Again Mosley drops (along with Williams this time). He again is in position to take away an inside breaking route.

However, a hypothetical throw to the outside would be vulnerable.

The Falcons run a screen here that the Jets stop, making the blocking assignments close to irrelevant.

Now let’s move to the third time Atlanta had a third and long. This one had consequences.

Here the Jets disguise their look a bit. Michael Carter II follows wide receiver Olamide Zaccheaus in motion as though he has man coverage.

However, Carter blitzes off the snap.

Before we go any deeper, I want to give a lot of credit to Atlanta running back Mike Davis here. He is lined up on Matt Ryan’s left side. The offensive line protection is also focused on the left side after the blitz came from there last time. Davis does a great job working to his right to pick up Carter.

Now back to the routes. Carter blitzing again leaves the Jets with two defenders against three receivers on the right side of the field.

Here the deep safety is on the left hash so he can’t provide any help.

So we know somebody who was threatening blitz again has to drop from the middle of the field. In this case it is Bryce Huff.

Huff isn’t exactly a natural cover guy to begin with, but without any safety support he is totally exposed to any throw to the outside.

It’s possible this play was what is known as a sight adjustment. That means the quarterback and the receiver both adjust the route postsnap in response to the defense.

Hayden Hurst seems like he might be angling his body upfield running a different route. He also doesn’t have much of a break.
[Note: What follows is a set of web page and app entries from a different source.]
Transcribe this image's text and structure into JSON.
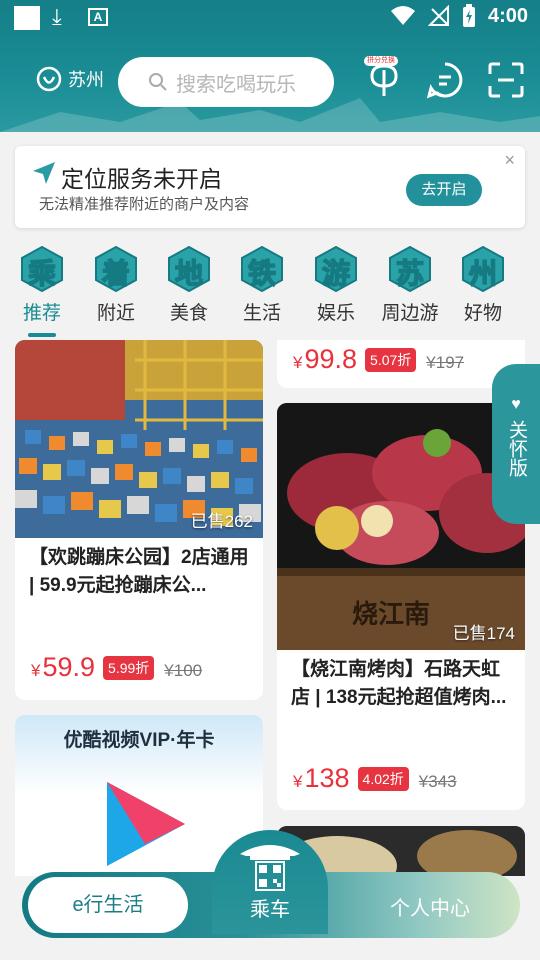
{
  "status_bar": {
    "time": "4:00"
  },
  "header": {
    "city": "苏州",
    "search_placeholder": "搜索吃喝玩乐",
    "badge_text": "拼分兑换"
  },
  "location_card": {
    "title": "定位服务未开启",
    "subtitle": "无法精准推荐附近的商户及内容",
    "button": "去开启",
    "close": "×"
  },
  "categories": [
    {
      "glyph": "乘",
      "label": "推荐"
    },
    {
      "glyph": "着",
      "label": "附近"
    },
    {
      "glyph": "地",
      "label": "美食"
    },
    {
      "glyph": "铁",
      "label": "生活"
    },
    {
      "glyph": "游",
      "label": "娱乐"
    },
    {
      "glyph": "苏",
      "label": "周边游"
    },
    {
      "glyph": "州",
      "label": "好物"
    }
  ],
  "feed": {
    "top_right": {
      "yen": "¥",
      "price": "99.8",
      "discount": "5.07折",
      "original": "¥197"
    },
    "trampoline": {
      "sold": "已售262",
      "title": "【欢跳蹦床公园】2店通用 | 59.9元起抢蹦床公...",
      "yen": "¥",
      "price": "59.9",
      "discount": "5.99折",
      "original": "¥100"
    },
    "bbq": {
      "sold": "已售174",
      "title": "【烧江南烤肉】石路天虹店 | 138元起抢超值烤肉...",
      "yen": "¥",
      "price": "138",
      "discount": "4.02折",
      "original": "¥343",
      "box_text": "烧江南"
    },
    "youku": {
      "banner": "优酷视频VIP·年卡"
    }
  },
  "care_tab": {
    "icon": "♥",
    "label": "关怀版"
  },
  "bottom_nav": {
    "life": "e行生活",
    "ride": "乘车",
    "mine": "个人中心"
  },
  "colors": {
    "brand": "#1a8b93",
    "price": "#e8313d"
  }
}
He just kind of turns around when he sees the coverage.

Ryan also makes sure to put the ball on the outside shoulder away from Huff.

There are advantages to having youth, but a play like this can show the beauty of having veteran players. The more experienced quarterbacks and pass catchers can process things like this quicker. You can add complex concepts like sight adjustments more regularly.

Of course Arthur Smith and the Falcons coaching staff also might deserve credit. Somebody might have spotted this in the press box and gone over with it on the sideline with the players for the next time the situation arose.

It’s also possible the coaches just called this play anticipating the vulnerability, and none of this had to do with a sight adjustment.

What can we say about this from the Jets’ perspective? This is a high risk-high reward call. If Carter gets the sack, you’re a genius for blitzing a player they never would have expected. If the blitz doesn’t get home, you’re a fool for exposing Huff in coverage.

Last week against Tennessee the Jets called a number of high risk blitzes that left them just as exposed in the back of the defense. Those just got home and were deemed smart.

For the coaches, I will say that it did seem like the call fooled Atlanta up front. Only a great read and blitz pickup by Davis prevented this from being a sack.

At the same time, I do have to question any call that leaves a pass rusher like Bryce Huff so exposed in coverage. Even if he did have that help from the safety, this call could have been a little less dangerous. Here you are essentially conceding a touchdown if the blitz doesn’t get to the quarterback. The Jets coaches clearly didn’t seem to spot this vulnerability.

But ultimately Atlanta has to get some credit here. They picked up on a tendency and figured out how to exploit it.